I read with interest ‘Hawking at Oxford’ in the Trinity Term 2015 issue.
I went up to Univ a year after Stephen and we were contemporary residents in college for a year– my first and his second.
My feeling is that he is unnecessarily hard on himself regarding his career as a cox: for his sins he was chosen to grace the Univ third eight in Eights Week 1962 and the crew of Univ III he was given was the Rugger Eight.
Even as a ‘one term only’ oarsman, I am aware that a cox can prosper only if the crew can demonstrate some level of competence. It is my recollection that none of our octet of enthusiastic and (variably) powerful Rugby players had previously rowed and all had to be coached in the basic rudiments of handling a blade. I am proud to say that one of my rowing-coaches was Stephen.
Come Eights Week, we were passingly co-ordinated but far from expert and no level of exhortation from our benighted cox was going to prevent us from being bumped three days out of four – despite the impression that on each day we were slowly catching the eight in front – How would we know? We were facing our pursuers!

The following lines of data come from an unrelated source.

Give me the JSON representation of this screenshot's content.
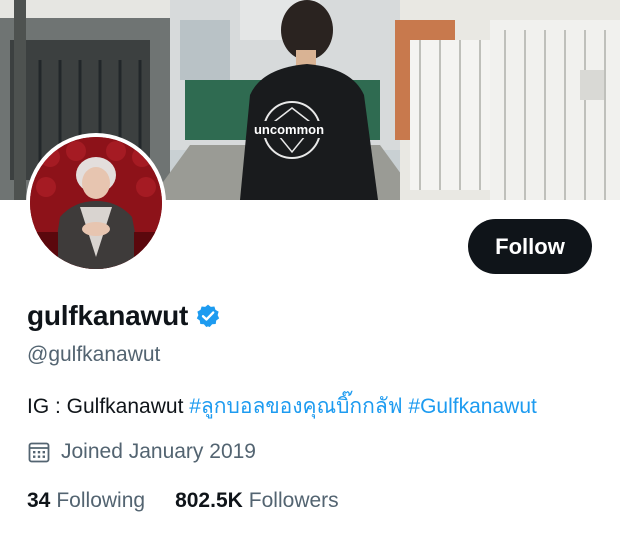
{
  "profile": {
    "display_name": "gulfkanawut",
    "handle": "@gulfkanawut",
    "bio_prefix": "IG : Gulfkanawut ",
    "bio_hashtags": [
      "#ลูกบอลของคุณบิ๊กกลัฟ",
      "#Gulfkanawut"
    ],
    "joined": "Joined January 2019",
    "following_count": "34",
    "following_label": "Following",
    "followers_count": "802.5K",
    "followers_label": "Followers",
    "verified": true
  },
  "follow_button": {
    "label": "Follow"
  },
  "banner": {
    "jacket_text": "uncommon"
  },
  "icons": {
    "verified": "verified-badge-icon",
    "calendar": "calendar-icon"
  },
  "colors": {
    "accent": "#1d9bf0",
    "text_primary": "#0f1419",
    "text_secondary": "#536471",
    "button_bg": "#0f1419",
    "button_text": "#ffffff"
  }
}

On the fourth day we had to row the whole course because the following boat was itself bumped and the one ahead bumped the crew next in front. Stephen did a manful job in keeping our robust clinker eight more or less in the middle of the river, As the club’s Hon Secretary in Season 1961-62, I apologise unreservedly to Stephen on the behalf of the Univ Rugby Club for blighting his burgeoning coxing career.
The photograph on pages 32 & 33 is indeed of the Boat Club and sundry passers-by but with at least six Rugby Club members several of whom had been in that boat and lived to tell the tale. I am the only one wearing a Rugby jersey and appear to have Stephen’s left elbow planted in my ear. Alternatively buy Stephen’s My Brief History and look carefully at the occupant of the number 3 seat in the picture of Univ III 1962.
(University College, 1960)